So glad I was around at the finish line to catch Jordan finish his first ultramarathon (a gruelling one at that) in 7h22m with a smile on his face. Heck yeah!
Top-notch Canadian ultramarathoner Adam Campbell asks Jordan what motivated him to come run his first ultra. An awesome reply: “Mmm… Foolishness?”
Rain during the race washed the smoke from the skies leaving clear views when we were finally finished. Obligatory wildflower pic for my girlfriend, Tami.
Our balling crib for the weekend, Sutton Place Hotel at Revelstoke Mountain Resort, minutes away from the race start. Made everything really convenient. And balling, if I didn’t already mention that…
Mount Sir Donald, an epic-looking mountain in Rogers Pass unrelated to this trip except that I photographed it out the car window while we were driving home… So here ya go.
My trusty New Balance MT00V2’s, caked with mud after a weekend of dusty service roads, swamps, miniature creek crossings and churning through heaps of scree and loose shale. Onto the the next adventure! say these little size-7 runners.
Picture from the Revelstoke Times Review of myself and the girl I ran with through most of the race, first-place female soloist Anne-Marie Madden. Here we are ascending through the mist and rain and about to top-out on the ridge section of the race. Photo by Alex Cooper, Revelstoke Times Review.
Post-race glow… This picture isn’t really indicative of how I looked or felt during the race. This picture was taken after a shower, a change of clothes… and a couple other things intended to help me recover Photo by race photographer Rob Shaer.
Racing through the “swamp”, trying not to get my shoes sucked off my feet.
Well, I didn’t win the race; maybe I can beat these kids in a planking competition… Nope.
If anything could prepare my eyes for the scenery I’ll see running around Mont Blanc in The Ultra-Trail du Mont-Blanc CCC next month, it might be this: A 60km out-and-back tour of Mount Robson to peep the Rockies’ tallest peak firsthand.
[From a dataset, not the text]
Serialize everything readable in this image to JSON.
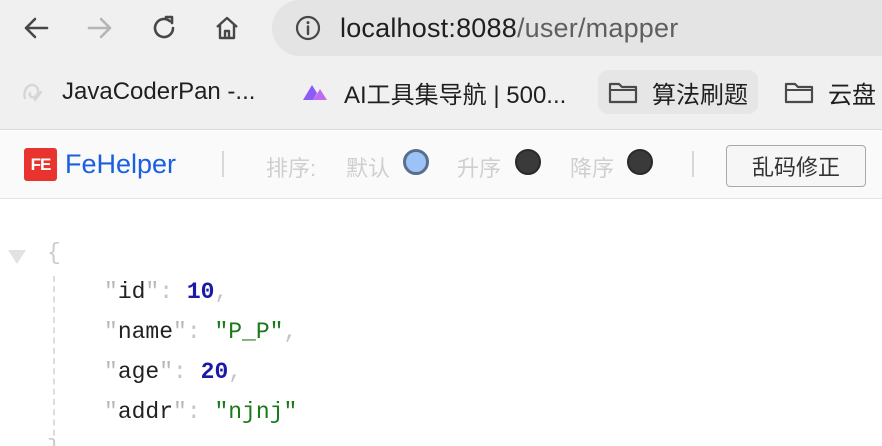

What was intended to be an “analogue run” two weeks prior to Trailstoke 60K Ultra in Revelstoke turned into a glorious day of warm sun and cool breeze; more roaring waterfalls than I can count on one hand; neon blue tarns with creaking glaciers flowing into them; buttery subalpine singletrack; chossy, exposed ledge running and sprinting up lateral moraines like some dude in a North Face ad; a little hands-on-knees grunting; about three litres of unfiltered mountain water and a near-miss with momma bear and cub. Just another day running around in the Rockies half-clothed 🙂
0:31 Kinney Lake
2:45 Berg Lake
5:01 Snowbird Pass
7:57 Berg Lake
9:38 Kinney Lake
10:23 Berg Lake Trailhead
59.85km | 2400m vertical | 10.5 hrs
Peep the GPS data for this trip here.
Trail running opens the doors to seeing more in less amount of time; what is generally treated as a two- or three-day backpacking trip then becomes a daytrip for the long-distance trail runner.
Buttery-smooth packed-stone trail dropping down from Land Of A Million Waterfalls (my own name for it) to the river flats near Berg Lake.
Berg Lake and the Rockies’ tallest mountain, Mount Robson (3954m), towering two vertical kilometres over the tarn.
Standing above Snowbird Pass (2719m) on the BC-Alberta border, looking down on the NE face of Mount Robson and the valley I just ascended. I am now 30km from my vehicle and feeling fairly fresh, but trying to avoid thinking about the next 30km I need to travel to get home…
View of Mount Robson and Whitehorn from my little perch above Snowbird Pass.
Looking down to the Coleman Glacier on the east side of Snowbird Pass. The pass and ridge I ascended to get here can be vaguely seen on left.
Looking down to Mount Robson’s huge north glacier during my descent from Snowbird Pass.
Back to the soft, cruisy trails of the Berg Lake area which my legs appreciated for the last 20km back to the car. Awesome trails and awesome scenery!